Every line below that holds the word "this" must be listed.

===== Data provided

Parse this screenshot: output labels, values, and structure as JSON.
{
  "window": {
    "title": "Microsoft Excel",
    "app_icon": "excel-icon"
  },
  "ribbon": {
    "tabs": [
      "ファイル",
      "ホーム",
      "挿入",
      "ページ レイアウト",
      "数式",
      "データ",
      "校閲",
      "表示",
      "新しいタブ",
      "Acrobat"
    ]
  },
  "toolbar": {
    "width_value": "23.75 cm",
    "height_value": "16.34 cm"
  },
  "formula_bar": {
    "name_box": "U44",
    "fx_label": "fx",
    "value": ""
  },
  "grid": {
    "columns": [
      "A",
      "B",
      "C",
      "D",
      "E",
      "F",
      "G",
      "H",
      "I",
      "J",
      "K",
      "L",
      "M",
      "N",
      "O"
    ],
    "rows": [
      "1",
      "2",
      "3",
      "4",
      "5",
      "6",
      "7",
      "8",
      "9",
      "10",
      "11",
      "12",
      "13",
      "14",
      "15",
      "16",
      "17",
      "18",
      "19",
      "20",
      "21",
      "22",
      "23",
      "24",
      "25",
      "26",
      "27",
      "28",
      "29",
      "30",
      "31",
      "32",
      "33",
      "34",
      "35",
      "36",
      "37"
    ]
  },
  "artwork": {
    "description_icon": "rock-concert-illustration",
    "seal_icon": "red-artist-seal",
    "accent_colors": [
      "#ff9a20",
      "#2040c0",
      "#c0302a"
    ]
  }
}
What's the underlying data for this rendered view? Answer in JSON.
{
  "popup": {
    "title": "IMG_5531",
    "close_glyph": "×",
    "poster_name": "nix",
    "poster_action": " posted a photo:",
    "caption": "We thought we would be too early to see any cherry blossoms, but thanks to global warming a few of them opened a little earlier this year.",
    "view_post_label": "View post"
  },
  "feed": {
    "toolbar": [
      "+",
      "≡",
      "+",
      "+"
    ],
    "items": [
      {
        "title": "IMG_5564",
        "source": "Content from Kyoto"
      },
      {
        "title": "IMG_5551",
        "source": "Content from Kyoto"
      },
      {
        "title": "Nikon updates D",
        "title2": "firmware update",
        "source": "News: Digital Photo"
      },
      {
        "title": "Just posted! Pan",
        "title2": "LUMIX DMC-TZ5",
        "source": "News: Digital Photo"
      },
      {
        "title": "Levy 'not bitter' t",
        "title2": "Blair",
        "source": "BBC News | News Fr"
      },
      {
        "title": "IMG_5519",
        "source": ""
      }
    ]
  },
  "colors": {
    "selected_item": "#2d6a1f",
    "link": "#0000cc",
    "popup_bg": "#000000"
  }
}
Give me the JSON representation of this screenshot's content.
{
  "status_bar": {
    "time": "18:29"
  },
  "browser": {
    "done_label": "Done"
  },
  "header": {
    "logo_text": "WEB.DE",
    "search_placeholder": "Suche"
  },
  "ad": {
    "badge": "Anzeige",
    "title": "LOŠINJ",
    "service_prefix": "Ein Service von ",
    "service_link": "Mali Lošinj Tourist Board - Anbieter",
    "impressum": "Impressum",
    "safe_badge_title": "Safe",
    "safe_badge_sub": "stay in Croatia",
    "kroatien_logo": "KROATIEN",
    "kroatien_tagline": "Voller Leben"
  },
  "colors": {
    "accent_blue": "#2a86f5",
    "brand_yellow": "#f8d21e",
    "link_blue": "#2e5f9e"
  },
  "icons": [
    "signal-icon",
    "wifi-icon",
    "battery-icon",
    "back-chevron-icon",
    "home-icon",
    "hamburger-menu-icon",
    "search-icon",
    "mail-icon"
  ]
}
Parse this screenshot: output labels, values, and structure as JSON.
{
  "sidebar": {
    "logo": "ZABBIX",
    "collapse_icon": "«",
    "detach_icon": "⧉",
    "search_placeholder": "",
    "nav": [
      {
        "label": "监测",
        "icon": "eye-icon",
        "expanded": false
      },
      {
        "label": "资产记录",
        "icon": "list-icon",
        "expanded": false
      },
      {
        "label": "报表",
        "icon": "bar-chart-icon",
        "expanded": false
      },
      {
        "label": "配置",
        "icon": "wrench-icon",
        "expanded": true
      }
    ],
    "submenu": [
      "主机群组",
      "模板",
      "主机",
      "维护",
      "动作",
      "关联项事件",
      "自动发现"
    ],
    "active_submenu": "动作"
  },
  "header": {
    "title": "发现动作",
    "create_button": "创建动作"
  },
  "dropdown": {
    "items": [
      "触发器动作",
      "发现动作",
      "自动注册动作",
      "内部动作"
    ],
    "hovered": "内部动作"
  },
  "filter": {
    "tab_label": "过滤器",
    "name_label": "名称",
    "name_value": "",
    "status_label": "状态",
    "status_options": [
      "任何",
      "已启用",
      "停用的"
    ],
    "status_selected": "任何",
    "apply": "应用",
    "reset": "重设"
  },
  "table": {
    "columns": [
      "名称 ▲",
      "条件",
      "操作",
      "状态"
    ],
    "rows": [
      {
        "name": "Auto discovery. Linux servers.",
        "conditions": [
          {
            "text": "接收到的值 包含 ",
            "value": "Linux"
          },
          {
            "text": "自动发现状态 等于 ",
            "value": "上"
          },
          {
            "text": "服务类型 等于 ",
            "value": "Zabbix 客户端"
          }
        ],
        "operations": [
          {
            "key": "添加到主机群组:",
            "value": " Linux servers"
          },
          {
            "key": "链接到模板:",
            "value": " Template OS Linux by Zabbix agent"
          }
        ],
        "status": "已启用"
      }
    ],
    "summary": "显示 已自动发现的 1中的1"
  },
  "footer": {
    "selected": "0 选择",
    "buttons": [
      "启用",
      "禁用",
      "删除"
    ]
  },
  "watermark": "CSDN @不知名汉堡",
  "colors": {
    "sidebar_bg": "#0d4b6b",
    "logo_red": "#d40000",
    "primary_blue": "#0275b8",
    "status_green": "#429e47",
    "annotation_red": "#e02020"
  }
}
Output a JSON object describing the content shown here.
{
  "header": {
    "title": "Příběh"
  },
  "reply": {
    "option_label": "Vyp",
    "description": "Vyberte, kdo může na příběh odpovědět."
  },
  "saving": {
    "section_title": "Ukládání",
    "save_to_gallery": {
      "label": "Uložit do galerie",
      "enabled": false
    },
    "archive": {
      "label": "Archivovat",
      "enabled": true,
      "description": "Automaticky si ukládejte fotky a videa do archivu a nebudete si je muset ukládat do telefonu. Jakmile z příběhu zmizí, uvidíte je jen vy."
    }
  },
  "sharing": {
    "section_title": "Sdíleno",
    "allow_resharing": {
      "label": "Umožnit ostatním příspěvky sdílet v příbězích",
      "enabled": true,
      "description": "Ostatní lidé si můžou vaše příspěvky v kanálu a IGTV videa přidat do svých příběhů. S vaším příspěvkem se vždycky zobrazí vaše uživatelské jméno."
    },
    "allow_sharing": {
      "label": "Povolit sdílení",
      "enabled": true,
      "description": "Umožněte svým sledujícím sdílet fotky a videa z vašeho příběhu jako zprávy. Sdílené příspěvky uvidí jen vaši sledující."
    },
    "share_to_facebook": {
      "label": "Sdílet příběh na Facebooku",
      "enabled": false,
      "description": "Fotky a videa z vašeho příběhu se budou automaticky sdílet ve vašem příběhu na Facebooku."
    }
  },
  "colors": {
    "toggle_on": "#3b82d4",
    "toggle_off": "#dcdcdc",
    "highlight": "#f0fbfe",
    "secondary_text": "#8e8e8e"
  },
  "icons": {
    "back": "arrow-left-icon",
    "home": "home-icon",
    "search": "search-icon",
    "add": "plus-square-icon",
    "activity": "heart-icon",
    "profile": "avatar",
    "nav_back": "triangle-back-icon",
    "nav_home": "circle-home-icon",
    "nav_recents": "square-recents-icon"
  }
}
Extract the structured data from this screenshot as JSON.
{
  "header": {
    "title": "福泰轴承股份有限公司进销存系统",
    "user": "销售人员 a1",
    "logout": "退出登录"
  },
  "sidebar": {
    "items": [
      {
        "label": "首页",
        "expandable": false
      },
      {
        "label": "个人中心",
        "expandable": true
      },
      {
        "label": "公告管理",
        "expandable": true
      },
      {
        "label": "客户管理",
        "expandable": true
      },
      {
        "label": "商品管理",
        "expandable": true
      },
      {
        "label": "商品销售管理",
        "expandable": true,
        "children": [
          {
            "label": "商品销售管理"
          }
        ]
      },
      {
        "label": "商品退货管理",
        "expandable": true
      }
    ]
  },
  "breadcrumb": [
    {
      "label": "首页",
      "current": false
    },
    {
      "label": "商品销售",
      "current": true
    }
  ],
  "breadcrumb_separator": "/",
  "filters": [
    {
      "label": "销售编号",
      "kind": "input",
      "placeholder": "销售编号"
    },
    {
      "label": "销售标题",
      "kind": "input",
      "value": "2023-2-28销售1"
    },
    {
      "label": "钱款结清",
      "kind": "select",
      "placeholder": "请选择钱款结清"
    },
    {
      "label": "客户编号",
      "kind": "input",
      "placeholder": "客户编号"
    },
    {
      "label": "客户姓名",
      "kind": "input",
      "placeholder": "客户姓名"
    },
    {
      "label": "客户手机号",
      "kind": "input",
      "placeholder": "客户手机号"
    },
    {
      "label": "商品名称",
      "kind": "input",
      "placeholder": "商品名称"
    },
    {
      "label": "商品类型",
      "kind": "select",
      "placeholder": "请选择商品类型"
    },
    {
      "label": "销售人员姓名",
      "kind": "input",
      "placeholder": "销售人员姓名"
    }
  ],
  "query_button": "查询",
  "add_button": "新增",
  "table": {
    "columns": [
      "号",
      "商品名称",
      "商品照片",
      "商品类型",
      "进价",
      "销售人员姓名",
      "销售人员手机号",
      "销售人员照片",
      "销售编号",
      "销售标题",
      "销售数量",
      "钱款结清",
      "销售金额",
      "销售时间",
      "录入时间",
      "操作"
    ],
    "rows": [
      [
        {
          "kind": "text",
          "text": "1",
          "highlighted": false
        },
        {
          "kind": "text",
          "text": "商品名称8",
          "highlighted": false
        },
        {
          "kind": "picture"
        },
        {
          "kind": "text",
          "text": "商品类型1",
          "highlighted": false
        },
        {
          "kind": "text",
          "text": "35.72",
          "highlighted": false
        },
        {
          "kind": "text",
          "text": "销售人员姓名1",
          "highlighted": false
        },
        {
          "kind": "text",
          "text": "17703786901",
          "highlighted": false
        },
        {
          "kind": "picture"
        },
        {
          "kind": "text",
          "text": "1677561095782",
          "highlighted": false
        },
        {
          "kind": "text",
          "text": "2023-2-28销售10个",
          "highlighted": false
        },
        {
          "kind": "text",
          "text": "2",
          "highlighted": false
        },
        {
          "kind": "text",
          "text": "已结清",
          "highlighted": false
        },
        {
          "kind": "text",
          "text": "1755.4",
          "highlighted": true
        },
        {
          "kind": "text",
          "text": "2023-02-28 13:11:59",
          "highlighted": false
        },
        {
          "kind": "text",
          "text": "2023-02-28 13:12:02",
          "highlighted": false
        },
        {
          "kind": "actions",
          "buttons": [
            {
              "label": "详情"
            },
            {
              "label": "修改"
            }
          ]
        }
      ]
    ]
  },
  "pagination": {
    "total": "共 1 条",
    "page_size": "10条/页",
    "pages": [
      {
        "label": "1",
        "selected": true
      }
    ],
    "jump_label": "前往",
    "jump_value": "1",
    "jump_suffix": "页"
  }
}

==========

> [Response area]:
Parse this screenshot: output labels, values, and structure as JSON.
What's the underlying data for this rendered view? Answer in JSON.
    "caption": "We thought we would be too early to see any cherry blossoms, but thanks to global warming a few of them opened a little earlier this year.",
Give me the JSON representation of this screenshot's content.
Parse this screenshot: output labels, values, and structure as JSON.
Extract the structured data from this screenshot as JSON.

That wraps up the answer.